US Government to sue Oracle for alleged fraud

News 17 Jun, 2010

The US Department of Justice has joined a whistleblower's case against Oracle, which has been accused of overcharging the US Government.

Oracle is being sued by the US Department of Justice (DoJ) for allegedly overcharging and has been accused of trying to defraud the US Government.

Former Oracle worker Paul Frascella and the DoJ have taken the lawsuit to the software giant, claiming that the company did not disclose discounts to the government that it had offered to favoured commercial customers.

A complaint has now been filed in a federal court in Alexandra Virginia which says that under General Services Administration contracts, companies should offer the best prices to the government, according to a Bloomberg report.

The complaint claimed that the government had been overcharged by tens of millions of dollars.

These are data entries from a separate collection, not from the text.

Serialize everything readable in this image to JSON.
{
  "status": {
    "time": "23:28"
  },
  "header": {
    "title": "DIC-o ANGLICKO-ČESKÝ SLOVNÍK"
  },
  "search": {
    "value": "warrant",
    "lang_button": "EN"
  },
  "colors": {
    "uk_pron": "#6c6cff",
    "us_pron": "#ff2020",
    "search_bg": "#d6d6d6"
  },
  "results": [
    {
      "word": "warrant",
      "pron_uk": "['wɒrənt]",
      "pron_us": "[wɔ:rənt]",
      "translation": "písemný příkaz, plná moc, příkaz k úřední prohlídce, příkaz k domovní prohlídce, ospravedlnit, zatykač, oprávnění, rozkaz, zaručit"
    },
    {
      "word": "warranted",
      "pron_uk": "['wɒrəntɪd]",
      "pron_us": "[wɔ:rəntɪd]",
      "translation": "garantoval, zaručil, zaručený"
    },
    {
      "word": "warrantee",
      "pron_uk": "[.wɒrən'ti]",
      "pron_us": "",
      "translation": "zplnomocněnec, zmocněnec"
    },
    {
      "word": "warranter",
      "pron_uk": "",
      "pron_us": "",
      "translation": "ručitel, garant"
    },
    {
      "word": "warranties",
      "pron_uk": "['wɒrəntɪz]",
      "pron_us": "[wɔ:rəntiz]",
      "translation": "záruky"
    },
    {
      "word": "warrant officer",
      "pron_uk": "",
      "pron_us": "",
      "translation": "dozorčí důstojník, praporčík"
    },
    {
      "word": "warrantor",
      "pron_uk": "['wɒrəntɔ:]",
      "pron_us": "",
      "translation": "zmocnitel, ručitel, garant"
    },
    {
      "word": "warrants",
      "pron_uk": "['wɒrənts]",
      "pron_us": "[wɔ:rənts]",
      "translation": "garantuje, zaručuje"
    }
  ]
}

Frascella, while at Oracle, had been involved in multiple award schedule deals that are negotiated by the US General Services Administration (GSA). These make it simpler for government agencies to place orders as they go through a GSA schedule rather than via procurement programmes.

The government is then supposed to receive “equal to or greater than the discount given to that firm’s most favoured customer” and the contracted firm is required to report on these discounts, the complaint said.

It claimed that Oracle had used “various schemes” enabling the company “to give commercial customers deeper discounts than the GSA schedule provided”.

Frascella had originally launched the case in 2007 under the False Claims Act, which allowed the whistleblower to sue on behalf of the government. The DoJ then joined the case in April this year.

If a court orders a payout then Frascella is likely to get a cut.

Oracle had not responded to IT PRO's request for comment on the claims made in the complaint at the time of publication.

If a court battle ensues, this will not be the first time Oracle has been involved in a legal dispute. In recent years, the software giant was involved in a notable copyright case with rival SAP.